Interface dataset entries
----
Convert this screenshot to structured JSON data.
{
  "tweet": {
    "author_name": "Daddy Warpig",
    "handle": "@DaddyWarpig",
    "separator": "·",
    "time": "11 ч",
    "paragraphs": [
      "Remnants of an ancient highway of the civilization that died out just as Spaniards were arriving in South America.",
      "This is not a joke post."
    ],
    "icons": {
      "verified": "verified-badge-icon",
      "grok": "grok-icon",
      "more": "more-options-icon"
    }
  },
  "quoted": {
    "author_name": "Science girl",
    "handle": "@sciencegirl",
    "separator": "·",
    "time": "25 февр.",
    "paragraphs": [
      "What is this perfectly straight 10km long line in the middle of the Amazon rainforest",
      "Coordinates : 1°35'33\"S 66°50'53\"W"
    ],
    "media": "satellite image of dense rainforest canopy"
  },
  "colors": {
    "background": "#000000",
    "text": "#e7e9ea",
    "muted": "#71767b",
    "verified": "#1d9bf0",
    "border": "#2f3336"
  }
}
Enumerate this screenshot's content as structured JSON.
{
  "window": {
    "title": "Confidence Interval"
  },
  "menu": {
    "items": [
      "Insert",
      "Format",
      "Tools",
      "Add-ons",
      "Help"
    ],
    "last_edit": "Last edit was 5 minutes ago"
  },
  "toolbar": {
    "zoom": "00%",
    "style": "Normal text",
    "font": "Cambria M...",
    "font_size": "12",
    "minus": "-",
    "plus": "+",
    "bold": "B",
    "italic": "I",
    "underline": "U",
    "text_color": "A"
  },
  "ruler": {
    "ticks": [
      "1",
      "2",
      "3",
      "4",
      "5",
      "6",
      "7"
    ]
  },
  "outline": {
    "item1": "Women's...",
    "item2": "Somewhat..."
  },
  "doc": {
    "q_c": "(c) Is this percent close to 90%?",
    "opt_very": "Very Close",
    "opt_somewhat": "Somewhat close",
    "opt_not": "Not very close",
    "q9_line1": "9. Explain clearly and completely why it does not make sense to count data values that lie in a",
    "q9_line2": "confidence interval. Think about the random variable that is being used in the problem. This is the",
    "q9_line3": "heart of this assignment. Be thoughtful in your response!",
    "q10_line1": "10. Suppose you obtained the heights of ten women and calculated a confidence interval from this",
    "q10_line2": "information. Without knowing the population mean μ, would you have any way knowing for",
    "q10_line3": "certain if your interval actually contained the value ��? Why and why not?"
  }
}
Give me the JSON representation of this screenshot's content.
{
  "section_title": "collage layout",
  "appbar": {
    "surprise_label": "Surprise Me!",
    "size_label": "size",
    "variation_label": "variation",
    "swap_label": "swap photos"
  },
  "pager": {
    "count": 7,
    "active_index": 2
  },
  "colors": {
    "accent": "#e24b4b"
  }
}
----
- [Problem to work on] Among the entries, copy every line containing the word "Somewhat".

- [Response for this exercise]
    "item2": "Somewhat..."
    "opt_somewhat": "Somewhat close",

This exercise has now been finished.